Skip to main content

Research Repository

Advanced Search

Functional and structural brain differences associated with mirror-touch synaesthesia

Holle, Henning; Banissy, Michael J.; Ward, Jamie


Profile Image

Dr Henning Holle
Reader in Psychology / Leader of Cognitive and Clinical Neuroscience group (

Michael J. Banissy

Jamie Ward


Observing touch is known to activate regions of the somatosensory cortex but the interpretation of this finding is controversial (e.g. does it reflect the simulated action of touching or the simulated reception of touch?). For most people, observing touch is not linked to reported experiences of feeling touch but in some people it is (mirror-touch synaesthetes). We conducted an fMRI study in which participants (mirror-touch synaesthetes, controls) watched movies of stimuli (face, dummy, object) being touched or approached. In addition we examined whether mirror touch synaesthesia is associated with local changes of grey and white matter volume in the brain using VBM (voxel-based morphometry). Both synaesthetes and controls activated the somatosensory system (primary and secondary somatosensory cortices, SI and SII) when viewing touch, and the same regions were activated (by a separate localiser) when feeling touch - i.e. there is a mirror system for touch. However, when comparing the two groups, we found evidence that SII seems to play a particular important role in mirror-touch synaesthesia: in synaesthetes, but not in controls, posterior SII was active for watching touch to a face (in addition to SI and posterior temporal lobe); activi ty in SII correlated with subjective intensity measures of mirror-touch synaesthesia (taken outside the scanner), and we observed an increase in grey matter volume within the SII of the synaesthetes' brains. In addition, the synaesthetes showed hypo-activity when watching touch to a dummy in posterior SII. We conclude that the secondary somatosensory cortex has a key role in this form of synaesthesia.

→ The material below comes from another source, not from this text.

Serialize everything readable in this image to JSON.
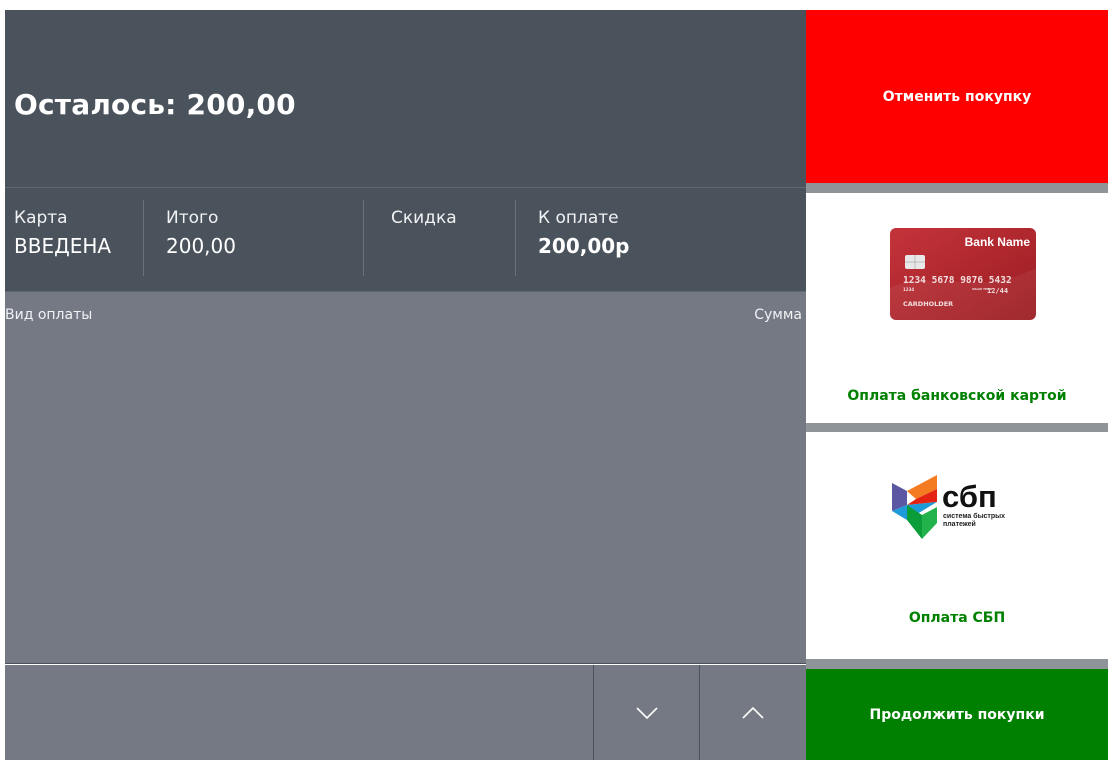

Holle, H., Banissy, M. J., & Ward, J. (2013). Functional and structural brain differences associated with mirror-touch synaesthesia. NeuroImage, 83(December), 1041-1050.

Acceptance Date Jul 24, 2013
Online Publication Date Aug 3, 2013
Publication Date Dec 1, 2013
Deposit Date Apr 17, 2015
Publicly Available Date Apr 17, 2015
Journal NeuroImage
Print ISSN 1053-8119
Publisher Elsevier
Peer Reviewed Peer Reviewed
Volume 83
Issue December
Pages 1041-1050
Keywords Tactile perception; Somatosensory cortex; Consciousness; fMRI; VBM
Public URL
Publisher URL
Additional Information This article is maintained by: Elsevier; Article Title: Functional and structural brain differences associated with mirror-touch synaesthesia; Journal Title: NeuroImage; CrossRef DOI link to publisher maintained version:; Content Type: article; Copyright: Copyright © 2013 Elsevier Inc. All rights reserved.
Contract Date Apr 17, 2015


You might also like

Downloadable Citations